By Annie Banerji NEW DELHI | Thu Sep 6, 2012 1:56am EDT NEW DELHI (Reuters) – Ten Indian states have banned a popular form of chewing tobacco in a major policy shift that may save millions of lives and strike a blow at the global tobacco industry, already reeling from new anti-smoking laws around the world. But an estimated 65 million Indians use “gutka” – a heady form of chewing tobacco made of crushed betel nut, nicotine and laced with thousands of chemicals – and furious manufacturers are fighting to have the bans overturned. Companies such as Delhi-based DS Group are dragging states to courts, complaining that the billion-dollar industry should be regulated as tobacco and not as food and that the bans threaten the livelihoods of millions of farmers and street vendors scattered from Bangalore to New Delhi
Driver’s seat safer than sidewalk for older adults
August 23rd, 2012

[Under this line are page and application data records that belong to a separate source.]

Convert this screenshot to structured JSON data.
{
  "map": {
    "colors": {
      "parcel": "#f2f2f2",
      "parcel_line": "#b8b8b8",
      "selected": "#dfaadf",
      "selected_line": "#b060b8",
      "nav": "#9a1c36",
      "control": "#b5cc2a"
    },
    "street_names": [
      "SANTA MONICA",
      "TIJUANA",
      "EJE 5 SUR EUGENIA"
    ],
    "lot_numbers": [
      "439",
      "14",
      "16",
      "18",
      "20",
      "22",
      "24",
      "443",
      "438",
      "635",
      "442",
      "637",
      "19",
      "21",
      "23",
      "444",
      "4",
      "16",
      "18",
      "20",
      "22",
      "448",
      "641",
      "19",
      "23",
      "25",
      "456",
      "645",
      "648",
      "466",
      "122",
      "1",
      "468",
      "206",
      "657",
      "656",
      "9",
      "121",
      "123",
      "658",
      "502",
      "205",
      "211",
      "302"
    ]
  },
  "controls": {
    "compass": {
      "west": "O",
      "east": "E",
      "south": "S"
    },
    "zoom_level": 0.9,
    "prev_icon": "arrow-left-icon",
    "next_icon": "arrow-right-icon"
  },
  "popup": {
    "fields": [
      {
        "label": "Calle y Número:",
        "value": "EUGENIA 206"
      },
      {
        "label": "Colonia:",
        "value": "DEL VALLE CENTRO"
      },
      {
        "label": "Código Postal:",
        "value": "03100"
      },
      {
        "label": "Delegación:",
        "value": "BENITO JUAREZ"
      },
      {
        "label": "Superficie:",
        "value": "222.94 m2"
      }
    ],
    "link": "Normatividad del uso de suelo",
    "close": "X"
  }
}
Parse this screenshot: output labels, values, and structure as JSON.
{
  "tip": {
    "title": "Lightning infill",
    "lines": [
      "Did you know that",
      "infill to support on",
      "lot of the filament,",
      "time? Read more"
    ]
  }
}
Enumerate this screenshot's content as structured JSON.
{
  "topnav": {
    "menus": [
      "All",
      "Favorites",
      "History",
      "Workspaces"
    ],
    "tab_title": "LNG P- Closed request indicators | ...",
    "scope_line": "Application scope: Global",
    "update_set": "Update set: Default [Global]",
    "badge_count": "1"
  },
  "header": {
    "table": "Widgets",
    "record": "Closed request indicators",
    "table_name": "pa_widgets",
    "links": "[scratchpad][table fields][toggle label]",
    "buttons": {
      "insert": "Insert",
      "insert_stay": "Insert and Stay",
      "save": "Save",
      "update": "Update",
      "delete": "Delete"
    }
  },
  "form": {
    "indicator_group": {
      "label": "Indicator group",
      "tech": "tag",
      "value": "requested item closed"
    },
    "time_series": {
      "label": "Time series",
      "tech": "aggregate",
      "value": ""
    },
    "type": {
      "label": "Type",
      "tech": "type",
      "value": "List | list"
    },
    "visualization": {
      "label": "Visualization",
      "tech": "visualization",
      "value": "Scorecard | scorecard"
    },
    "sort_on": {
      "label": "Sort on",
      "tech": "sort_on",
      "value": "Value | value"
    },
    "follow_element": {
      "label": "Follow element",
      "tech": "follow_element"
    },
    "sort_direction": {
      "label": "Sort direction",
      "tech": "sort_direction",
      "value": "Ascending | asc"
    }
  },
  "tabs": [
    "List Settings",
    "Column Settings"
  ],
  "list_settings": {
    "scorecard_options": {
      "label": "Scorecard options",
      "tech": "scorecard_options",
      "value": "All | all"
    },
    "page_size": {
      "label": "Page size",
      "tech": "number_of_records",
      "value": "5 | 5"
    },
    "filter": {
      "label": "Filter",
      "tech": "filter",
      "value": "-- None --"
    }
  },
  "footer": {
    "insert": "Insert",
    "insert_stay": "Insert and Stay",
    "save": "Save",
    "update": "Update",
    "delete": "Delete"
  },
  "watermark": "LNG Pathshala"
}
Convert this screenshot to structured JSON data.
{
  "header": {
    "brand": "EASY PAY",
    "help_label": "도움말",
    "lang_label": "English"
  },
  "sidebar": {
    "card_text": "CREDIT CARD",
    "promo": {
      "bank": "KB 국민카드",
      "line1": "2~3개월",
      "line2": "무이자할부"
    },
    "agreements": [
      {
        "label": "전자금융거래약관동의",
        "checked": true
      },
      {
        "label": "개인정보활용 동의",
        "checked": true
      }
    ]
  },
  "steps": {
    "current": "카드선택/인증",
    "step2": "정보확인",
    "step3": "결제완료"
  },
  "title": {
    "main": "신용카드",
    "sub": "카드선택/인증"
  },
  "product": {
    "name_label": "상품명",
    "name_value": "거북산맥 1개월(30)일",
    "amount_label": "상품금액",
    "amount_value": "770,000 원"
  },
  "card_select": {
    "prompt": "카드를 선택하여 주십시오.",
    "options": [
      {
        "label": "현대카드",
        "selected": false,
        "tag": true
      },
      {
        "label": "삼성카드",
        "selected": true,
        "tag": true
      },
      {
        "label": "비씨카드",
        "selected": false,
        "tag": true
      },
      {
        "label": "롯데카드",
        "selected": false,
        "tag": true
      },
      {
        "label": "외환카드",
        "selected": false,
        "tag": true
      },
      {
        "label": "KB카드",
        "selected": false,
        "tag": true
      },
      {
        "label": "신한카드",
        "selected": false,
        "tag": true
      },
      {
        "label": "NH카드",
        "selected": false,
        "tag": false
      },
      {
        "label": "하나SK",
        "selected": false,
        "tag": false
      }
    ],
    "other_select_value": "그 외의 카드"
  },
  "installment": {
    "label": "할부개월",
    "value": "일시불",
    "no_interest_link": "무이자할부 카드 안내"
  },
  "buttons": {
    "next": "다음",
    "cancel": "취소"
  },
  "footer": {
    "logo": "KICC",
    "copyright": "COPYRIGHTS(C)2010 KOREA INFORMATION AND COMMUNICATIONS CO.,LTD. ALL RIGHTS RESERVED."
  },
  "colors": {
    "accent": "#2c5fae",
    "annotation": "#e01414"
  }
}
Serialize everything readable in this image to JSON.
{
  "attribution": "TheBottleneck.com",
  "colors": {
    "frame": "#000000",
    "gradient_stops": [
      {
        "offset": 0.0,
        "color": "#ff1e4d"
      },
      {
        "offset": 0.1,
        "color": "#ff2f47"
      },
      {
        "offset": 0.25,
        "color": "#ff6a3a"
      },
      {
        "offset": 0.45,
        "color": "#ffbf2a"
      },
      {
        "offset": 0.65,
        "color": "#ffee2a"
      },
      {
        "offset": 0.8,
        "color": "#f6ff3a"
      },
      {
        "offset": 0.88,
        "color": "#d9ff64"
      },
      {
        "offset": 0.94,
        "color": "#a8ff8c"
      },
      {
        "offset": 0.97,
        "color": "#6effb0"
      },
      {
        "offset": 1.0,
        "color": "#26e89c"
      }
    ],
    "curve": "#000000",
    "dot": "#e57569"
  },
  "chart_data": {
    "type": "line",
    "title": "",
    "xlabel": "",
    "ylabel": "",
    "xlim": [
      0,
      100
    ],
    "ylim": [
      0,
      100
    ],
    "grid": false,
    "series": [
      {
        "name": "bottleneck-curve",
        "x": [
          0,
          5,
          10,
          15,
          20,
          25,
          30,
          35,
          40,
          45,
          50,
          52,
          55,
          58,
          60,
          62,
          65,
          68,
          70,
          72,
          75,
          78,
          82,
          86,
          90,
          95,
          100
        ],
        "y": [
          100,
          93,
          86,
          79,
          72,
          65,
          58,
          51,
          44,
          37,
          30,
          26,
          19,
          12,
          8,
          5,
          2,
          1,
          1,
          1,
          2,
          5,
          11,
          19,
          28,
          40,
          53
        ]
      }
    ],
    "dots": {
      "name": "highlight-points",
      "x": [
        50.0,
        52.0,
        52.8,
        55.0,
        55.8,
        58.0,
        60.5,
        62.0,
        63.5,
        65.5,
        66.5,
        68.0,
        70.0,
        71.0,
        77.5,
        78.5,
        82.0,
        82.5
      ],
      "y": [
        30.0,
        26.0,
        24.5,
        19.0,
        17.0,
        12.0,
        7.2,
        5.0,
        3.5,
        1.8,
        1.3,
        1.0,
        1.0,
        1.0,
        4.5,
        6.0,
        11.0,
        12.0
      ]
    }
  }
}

By Natasja Sheriff NEW YORK | Thu Aug 23, 2012 4:14pm EDT NEW YORK (Reuters Health) – Driving gets more dangerous with age, but older adults may be more vulnerable while walking on the sidewalk than behind the wheel, says a new study. Researchers who reviewed data on road accident deaths in the UK found that pedestrians over 70 were five times more likely to die from being hit by a car each time they went out than those age 21 to 29. But elderly drivers were no more likely to die on the road than those in their twenties.
Fall risk may rise after cataract surgery
August 17th, 2012
By Amy Norton NEW YORK | Fri Aug 17, 2012 4:05pm EDT NEW YORK (Reuters Health) – Contrary to some past research, a new study finds that elderly adults who have cataract surgery could face an increased risk of falls and fractures in the next year – at least if they have only one eye done. The increase was seen mostly in patients age 80 and up, and researchers say it’s not clear what factors – related to the surgery or not – might explain the added risk